The recent IMF-World Bank Spring Meetings made clear that the perceived reduction in global recession risk was greeted with a major sigh of relief from policymakers around the world. This is in at least part because it may not be straightforward to come up with an appropriate policy response in the event of a major downturn. Of course, there are still various options for stimulus in most economies. On the monetary side, the ECB highlighted that a pivot towards more domestically-oriented easing (including credit easing implemented through purchases of corporate bonds and subsidized (negative interest rate) loans to banks) is possible; the BoJ has shown that purchases of equity ETFs and REITs are among the tools of policymakers; and for both the BoJ and ECB, there is probably some more room to lower policy rates (including offering (more) negative interest rates on loans to banks) and to increase purchases of public assets. Yet it is almost universally acknowledged that the incremental boost to demand from monetary stimulus is diminishing and the side-effects (including political side-effects) may be rising.
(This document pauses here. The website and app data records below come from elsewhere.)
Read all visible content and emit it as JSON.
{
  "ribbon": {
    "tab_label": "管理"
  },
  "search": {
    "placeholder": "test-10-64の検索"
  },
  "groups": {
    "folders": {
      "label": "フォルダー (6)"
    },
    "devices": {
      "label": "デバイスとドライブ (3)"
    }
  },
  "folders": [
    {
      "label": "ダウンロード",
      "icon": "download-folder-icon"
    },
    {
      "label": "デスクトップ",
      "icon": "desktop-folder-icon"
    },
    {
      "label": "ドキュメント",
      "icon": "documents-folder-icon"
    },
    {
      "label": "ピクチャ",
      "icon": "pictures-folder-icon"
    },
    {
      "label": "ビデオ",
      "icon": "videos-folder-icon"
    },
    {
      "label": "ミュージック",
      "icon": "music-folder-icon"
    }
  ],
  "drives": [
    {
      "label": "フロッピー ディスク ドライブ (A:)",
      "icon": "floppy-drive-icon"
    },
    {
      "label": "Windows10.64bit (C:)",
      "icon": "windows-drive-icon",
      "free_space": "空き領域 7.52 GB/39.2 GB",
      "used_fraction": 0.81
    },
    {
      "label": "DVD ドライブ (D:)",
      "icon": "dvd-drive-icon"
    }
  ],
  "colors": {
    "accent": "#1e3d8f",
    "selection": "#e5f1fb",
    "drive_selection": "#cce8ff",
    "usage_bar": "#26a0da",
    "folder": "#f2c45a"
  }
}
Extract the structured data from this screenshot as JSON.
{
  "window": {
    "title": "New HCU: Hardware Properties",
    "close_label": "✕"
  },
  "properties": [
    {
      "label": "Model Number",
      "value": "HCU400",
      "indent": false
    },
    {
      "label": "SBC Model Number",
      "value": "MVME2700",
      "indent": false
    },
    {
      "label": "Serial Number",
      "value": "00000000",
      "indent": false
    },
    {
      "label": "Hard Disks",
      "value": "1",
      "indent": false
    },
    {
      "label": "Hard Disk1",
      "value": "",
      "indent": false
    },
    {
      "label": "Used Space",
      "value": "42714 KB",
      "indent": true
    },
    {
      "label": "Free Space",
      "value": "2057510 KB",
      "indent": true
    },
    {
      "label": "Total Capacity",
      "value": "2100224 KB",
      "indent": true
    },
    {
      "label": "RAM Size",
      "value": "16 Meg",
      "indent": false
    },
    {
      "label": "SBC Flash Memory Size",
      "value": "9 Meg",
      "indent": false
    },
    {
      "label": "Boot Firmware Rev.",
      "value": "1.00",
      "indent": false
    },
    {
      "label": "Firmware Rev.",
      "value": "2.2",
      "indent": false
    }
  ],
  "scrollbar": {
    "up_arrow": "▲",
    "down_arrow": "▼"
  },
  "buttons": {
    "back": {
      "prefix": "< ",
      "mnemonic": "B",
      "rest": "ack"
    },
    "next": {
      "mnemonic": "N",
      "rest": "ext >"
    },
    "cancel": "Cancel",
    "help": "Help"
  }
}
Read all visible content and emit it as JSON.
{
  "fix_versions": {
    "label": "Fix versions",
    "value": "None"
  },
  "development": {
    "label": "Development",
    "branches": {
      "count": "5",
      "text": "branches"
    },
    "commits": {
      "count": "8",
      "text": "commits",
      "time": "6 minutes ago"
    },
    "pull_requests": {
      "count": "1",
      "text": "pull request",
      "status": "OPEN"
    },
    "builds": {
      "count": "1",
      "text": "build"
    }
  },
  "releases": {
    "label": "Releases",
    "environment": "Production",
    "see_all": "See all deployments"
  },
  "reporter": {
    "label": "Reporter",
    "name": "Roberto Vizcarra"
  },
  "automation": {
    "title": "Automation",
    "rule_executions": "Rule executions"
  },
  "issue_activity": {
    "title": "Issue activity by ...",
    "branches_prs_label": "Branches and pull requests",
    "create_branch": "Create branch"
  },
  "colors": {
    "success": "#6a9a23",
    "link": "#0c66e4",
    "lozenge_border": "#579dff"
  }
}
If monetary options are limited, the obvious alternatives would be stronger fiscal or quasi-fiscal support or, indeed, the much-heralded ‘three-pronged strategy’ of combining monetary and fiscal stimulus with structural reforms. But even though, at least in the advanced economies, fiscal policy is slowly and gradually turning less procyclical and more supportive of economic activity, hurdles (legal, ideological, political or reflecting (lack of) fiscal space) to timely and sizable fiscal stimulus remain relatively high in most economies. Meanwhile, prospects of structural reform remain rather limited across both DMs and EMs. The limited likelihood of effective policy stimulus in the event of a downturn therefore adds to the potential fragility of the recent more positive developments in financial markets and real activity, if sentiment (business, consumer or financial market) were to turn more pessimistic again and /or if one or more of the adverse contingencies listed above were to materialize.
Which is ironic, because now that asset prices and thus the market is the only real mandate of the Fed, the moment there is an uncontrolled drop in the S&P500 or any other global market, is when the global central bank put will finally be put to the test, and if Citi is right, it will be exposed as the bluff it was all along.
Which incidentally explains why the SF Fed’s John Williams just two days ago explained what he thinks may be the biggest systemic risk factor: dropping asset prices. From Reuters:
San Francisco Federal Reserve President John Williams reiterated Monday his view that the U.S. economy is ready for higher interest rates, but flagged the risk of broad-based declines in asset prices as a result.
Speaking at a panel on systemic risk at the Milken Institute Global Conference, Williams said the biggest systemic financial risk currently is the possibility that “broad sets of assets are going to see big movements downward” as interest rates rise. “That’s an area that I think is a potential risk.”
Ignoring the insanity that the Fed now has to warn that a market selloff is a “systemic risk“, it also exposes not only the weakest link in the modern financial system, namely artificially inflated prices, but by definition confirms that just like in China where having a bearish opinion is now officially prohibited, it reveals that the market is only where it is due to constant and unrelenting central bank intervention, something “conspiracy theory” fringe blogs have been saying for nearly a decade.
For those wondering how to trade this, we unfortunately have no advice: because if one is buying puts on expectations of the Fed losing control, we have bad news: the market will simply be shut down and all capital flows will be halted indefinitely before true price discovery is allowed. As such those hoping to be paid when all central bank control is lost will be disappointed. It is also why none other than JPM warned last Thursday that the best option is not to bet on financial assets, either long or short, but to move into physical assets among which, JPMorgan listed, gold.